History of Malta
The Republic of Malta is a member of the European Union and is located south of Sicily at Europe’s Southern-most point. Malta comprises four islands (of which only two, Malta and Gozo, are occupied). Malta is the most densely populated country in the world, with around 1,250 inhabitants per square kilometre. Formerly under the rule of the United Kingdom, which valued its strategic position, Malta declared its independence in 1964.
Malta as an Onshore Centre
Malta enjoys a good reputation in terms of onshore investment and has the advantage of being in the European Union and in the Eurozone. The following activities are popular in Malta:
Companies in Malta benefit from simplified accounting, tax credits for investment and improved recruitment procedures.

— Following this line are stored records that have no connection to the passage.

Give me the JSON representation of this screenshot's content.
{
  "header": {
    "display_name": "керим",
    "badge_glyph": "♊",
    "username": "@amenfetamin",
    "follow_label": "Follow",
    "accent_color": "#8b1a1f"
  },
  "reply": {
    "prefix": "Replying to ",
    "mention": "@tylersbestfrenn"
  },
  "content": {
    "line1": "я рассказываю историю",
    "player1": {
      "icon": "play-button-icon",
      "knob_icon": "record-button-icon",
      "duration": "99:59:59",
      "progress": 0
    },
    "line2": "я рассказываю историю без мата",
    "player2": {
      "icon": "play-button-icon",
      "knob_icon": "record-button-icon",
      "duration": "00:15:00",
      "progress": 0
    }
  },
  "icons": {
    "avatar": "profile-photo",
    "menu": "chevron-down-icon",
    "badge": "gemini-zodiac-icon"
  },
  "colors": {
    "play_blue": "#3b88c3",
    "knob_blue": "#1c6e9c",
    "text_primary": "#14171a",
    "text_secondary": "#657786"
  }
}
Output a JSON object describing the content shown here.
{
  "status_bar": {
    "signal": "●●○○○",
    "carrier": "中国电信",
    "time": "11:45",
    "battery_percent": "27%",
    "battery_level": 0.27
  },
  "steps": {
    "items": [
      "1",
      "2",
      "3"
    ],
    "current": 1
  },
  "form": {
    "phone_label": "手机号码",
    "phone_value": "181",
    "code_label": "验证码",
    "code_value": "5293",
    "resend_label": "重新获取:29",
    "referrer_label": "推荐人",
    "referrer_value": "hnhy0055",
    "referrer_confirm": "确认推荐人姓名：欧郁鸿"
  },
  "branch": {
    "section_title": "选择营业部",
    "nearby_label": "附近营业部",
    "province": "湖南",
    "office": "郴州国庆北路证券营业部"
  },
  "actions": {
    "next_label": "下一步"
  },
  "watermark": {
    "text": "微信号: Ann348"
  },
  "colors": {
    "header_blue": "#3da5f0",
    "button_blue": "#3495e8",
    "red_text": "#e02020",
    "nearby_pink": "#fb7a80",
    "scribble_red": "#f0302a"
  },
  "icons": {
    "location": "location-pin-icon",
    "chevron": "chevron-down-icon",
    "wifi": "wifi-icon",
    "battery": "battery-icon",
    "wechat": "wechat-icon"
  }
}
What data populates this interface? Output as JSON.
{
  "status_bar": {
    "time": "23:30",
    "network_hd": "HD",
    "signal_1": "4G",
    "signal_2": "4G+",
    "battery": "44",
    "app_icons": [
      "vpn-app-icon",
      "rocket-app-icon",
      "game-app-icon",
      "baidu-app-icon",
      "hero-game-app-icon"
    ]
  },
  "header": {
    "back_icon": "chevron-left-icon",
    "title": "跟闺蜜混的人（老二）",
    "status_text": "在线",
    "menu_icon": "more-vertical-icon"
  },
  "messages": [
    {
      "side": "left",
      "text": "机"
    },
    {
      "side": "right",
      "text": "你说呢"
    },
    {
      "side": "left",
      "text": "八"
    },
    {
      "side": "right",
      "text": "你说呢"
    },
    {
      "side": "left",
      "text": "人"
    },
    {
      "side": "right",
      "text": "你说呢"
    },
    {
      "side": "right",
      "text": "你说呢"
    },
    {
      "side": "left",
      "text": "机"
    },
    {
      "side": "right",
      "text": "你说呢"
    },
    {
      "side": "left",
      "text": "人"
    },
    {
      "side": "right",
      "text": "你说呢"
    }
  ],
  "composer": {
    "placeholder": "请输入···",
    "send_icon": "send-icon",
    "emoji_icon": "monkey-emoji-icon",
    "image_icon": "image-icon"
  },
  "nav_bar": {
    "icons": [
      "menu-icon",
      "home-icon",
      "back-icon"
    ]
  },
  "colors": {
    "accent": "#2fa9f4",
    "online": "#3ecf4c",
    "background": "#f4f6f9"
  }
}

In Malta all companies pay 35% tax but one month later foreign shareholders receive a 30% rebate in respect of trading income and a 25% rebate in respect of passive income. The relevant rates are therefore 5% for trading income (the lowest in Europe) and 10% for passive income. It is generally preferable to establish a holding company to receive the tax rebate and this holding company may be registered in Malta or elsewhere. Malta has a good international reputation and is a popular destination for holding intellectual property.